- **WHAT YOU NEED TO DO**
The word to look for is "chevron". Report every line of the entries below that has it.

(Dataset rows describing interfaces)

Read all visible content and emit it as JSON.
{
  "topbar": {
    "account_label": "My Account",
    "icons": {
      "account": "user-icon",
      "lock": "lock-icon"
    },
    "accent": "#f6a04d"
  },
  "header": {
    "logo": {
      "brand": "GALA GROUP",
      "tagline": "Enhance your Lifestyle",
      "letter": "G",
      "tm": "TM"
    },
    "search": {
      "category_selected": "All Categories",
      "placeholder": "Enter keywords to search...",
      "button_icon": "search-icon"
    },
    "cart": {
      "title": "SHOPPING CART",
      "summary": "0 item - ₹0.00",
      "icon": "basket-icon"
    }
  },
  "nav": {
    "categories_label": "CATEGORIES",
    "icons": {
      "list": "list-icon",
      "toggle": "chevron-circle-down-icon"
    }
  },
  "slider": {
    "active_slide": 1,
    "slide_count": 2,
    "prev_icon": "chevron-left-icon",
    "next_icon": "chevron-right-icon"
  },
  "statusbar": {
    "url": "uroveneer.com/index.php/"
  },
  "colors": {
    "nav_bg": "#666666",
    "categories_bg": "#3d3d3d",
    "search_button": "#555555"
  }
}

- **ANSWER SPACE**
      "toggle": "chevron-circle-down-icon"
    "prev_icon": "chevron-left-icon",
    "next_icon": "chevron-right-icon"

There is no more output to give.